Rd 5 C77 Ruy Lopez, Morphy defence

1. e4 e5 2. Nf3 Nc6 3. Bb5 a6 4. Ba4 Nf6 5. d4 ( (365chess shows this position has been reached most often by GM Alonso Zapata, with 22 games) Nxe4 6.Qe2 (! Regular readers know I applaud this move! Reese, my MAN!) f5 7. d5 Ne7 (The engines prefer 7…Na5) 8. Nxe5 g6 (And here the Houdini plays 8…Nxd5) 9. g4 (?! Reese decides to play fast and loose in this last round game. 9 f3 is more circumspect. For example, 9. f3 Nf6 10. d6 cxd6 11. Nc4 Kf7 12. Nxd6+ Kg7 13. Bh6+ Kg8 14. Bb3+ Ned5 15. Ne8 Bxh6 16. Nxf6+ Qxf6 17. Bxd5+ Kg7 18. Nc3 Rb8 19. O-O b5 20. Bb3 Qd4+ 21. Kh1 Qe3 22. Rae1 Qxe2 23. Rxe2 Bg5 Blaich,G-Strugies, S/Waldshut 1991/GER/1-0 (41) 9…Nc5? (9…c6!) 10. gxf5 Nxa4? (With this move he lets go of the rope. 10…Bg7 is much better. Now it is all over but the shouting.) 11. f6 Bg7 12. fxg7 Rg8 13. d6 cxd6 14. Nc4 Qc7 15. Bf4 Qc6 16. Nxd6+ Kd8 17. Rg1 Rxg7 18. Qe5 Qc5 19. Qxg7 Qb4+ 20. Bd2 Qxd6 21. Qf8+ 1-0

With this win Mr. Thompson tied for second place, along with five others, Kassa Korley; Edward J Lu; Peter Bereolos; Samuel S Copeland; and Aaron S Balleisen. They all took home $275 for their efforts.
Grant Oen, the owner of the Atlanta Kings, lost to Peter Bereolos in the first round, then lost to Atlantan Carter Peatman in the second round. That was followed by a win and a draw with another Atlanta area player, Arthur Guo, in the penultimate round. Mr. Oen took out veteran Keith Eubanks in the last round, winning more money than the players who finished a half-point ahead of him, tied for second place! Grant tied for eleventh place, along with three others, who also went home empty-handed.

The Tokens – The Lion Sleeps Tonight

Southeastern FIDE Championship on Livestream

Chacha Nugroho sends this report on the Southeastern FIDE Championship, which will be held at the Charlotte Chess Center & Scholastic Academy ( The first round is Friday, October 31, 2014; 7:30PM. The website (!southeast-fide-championship/cxan) shows 31 players on the Pre-Registered List, heading by GM Ben Finegold.

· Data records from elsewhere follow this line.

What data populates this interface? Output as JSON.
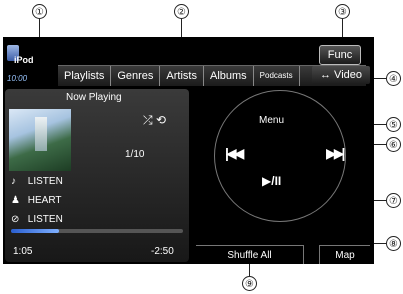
{
  "callouts": [
    "①",
    "②",
    "③",
    "④",
    "⑤",
    "⑥",
    "⑦",
    "⑧",
    "⑨"
  ],
  "header": {
    "source_label": "iPod",
    "clock": "10:00",
    "func_label": "Func",
    "video_label": "↔ Video"
  },
  "tabs": [
    "Playlists",
    "Genres",
    "Artists",
    "Albums",
    "Podcasts"
  ],
  "now_playing": {
    "title": "Now Playing",
    "mode_icons": "⤮ ⟲",
    "track_count": "1/10",
    "song": "LISTEN",
    "artist": "HEART",
    "album": "LISTEN",
    "progress_fraction": 0.28,
    "elapsed": "1:05",
    "remaining": "-2:50"
  },
  "icons": {
    "song": "note-icon",
    "artist": "person-icon",
    "album": "disc-icon"
  },
  "controls": {
    "menu_label": "Menu",
    "prev_label": "|◀◀",
    "next_label": "▶▶|",
    "play_label": "▶/II",
    "shuffle_label": "Shuffle All",
    "map_label": "Map"
  }
}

IM’s Ronald Burnett and Kassa Korley have entered, along with FM’s William Fisher, the number two seed, and Peter Bereolos. Georgia players include Benjamin Moon; Reece Thompson; Grant Oen; Kapish Potula; Arthur Guo; & Carter Peatman.

Hi Michael,

Just want to give you information that Peter Giannatos will broadcast games from Southeastern FIDE Championship.!southeast-fide-championship/cxan

And in as well. He as at least 1 DGT board, but we trying to provide 3 DGT boards for 3 live games. I probably will ask Peter to have scan of scoresheets during the tournament, so crowd may help to convert to PGN as well, like in US Masters.



Joe Cocker – Watching The River Flow (LIVE in Berlin) HD